Only a fraction of Australians in disability care residences have had a coronavirus vaccination despite being in a priority group.
A total of 1640 doses have been delivered out of 25,000 people in disability residential care.
Health department associate secretary Caroline Edwards conceded aged care residents had been prioritised.
"Disability facilities has been a much slower start than we would have liked. We're now turning our attention to that," she told a Senate inquiry on Tuesday.
Health department boss Brendan Murphy said he hoped to have all vulnerable Australians in phase 1a - including people at disability residential facilities - vaccinated by the middle of the year.
"We are ramping up disability as we speak and we are absolutely cognisant of getting them protected as soon as possible."
Professor Murphy said the risk of coronavirus had alleviated since last year because there was now no community transmission, but winter could pose a new challenge.
Officials have gone back to the drawing board for the vaccine rollout after the AstraZeneca jab was linked to rare blood clots.
The Pfizer jab is now the preferred vaccine for Australians under the age of 50.
Health officials have undertaken modelling which will be considered by national cabinet on Thursday.
Prof Murphy said national cabinet - made up of the prime minister and state leaders - would reach a clear policy position on the rollout.
The only direction so far is the advice on Pfizer being preferred for under 50s.
"The states are interpreting that in their own ways at the moment which is why we need to get the national cabinet to agreement on that," Prof Murphy said.
Health Minister Greg Hunt was cautious on Tuesday when asked about a new timetable, saying the rollout was accelerating.
About 1.7 million doses having been delivered so far nationally.
Deputy Labor leader Richard Marles said the coalition's complacency in focusing on just a handful of vaccine candidates risked Australia's economic recovery.
Meanwhile, a vaccinated border staffer in New Zealand has tested positive for coronavirus just one day after the start of a two-way travel bubble with Australia.

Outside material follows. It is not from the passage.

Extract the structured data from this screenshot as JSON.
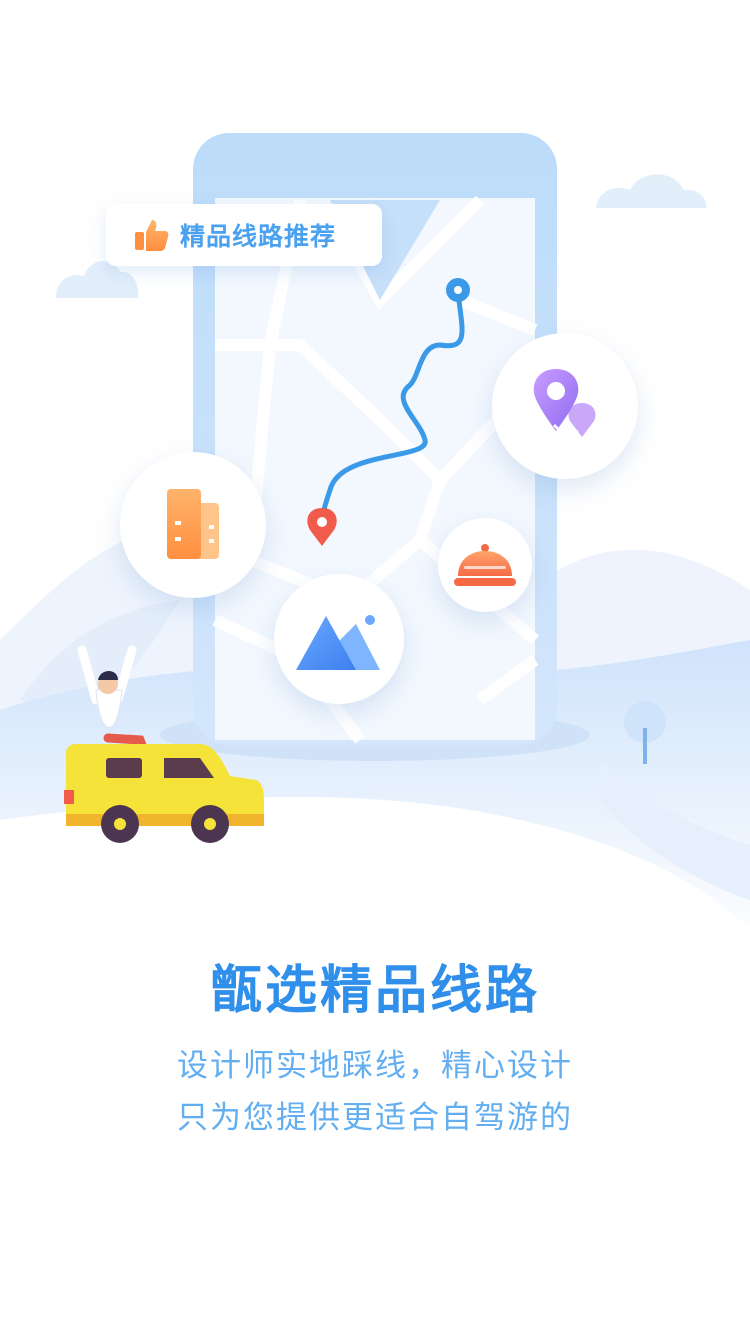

Mr Hunt said Australian authorities had full confidence in New Zealand's containment system.
Australian Associated Press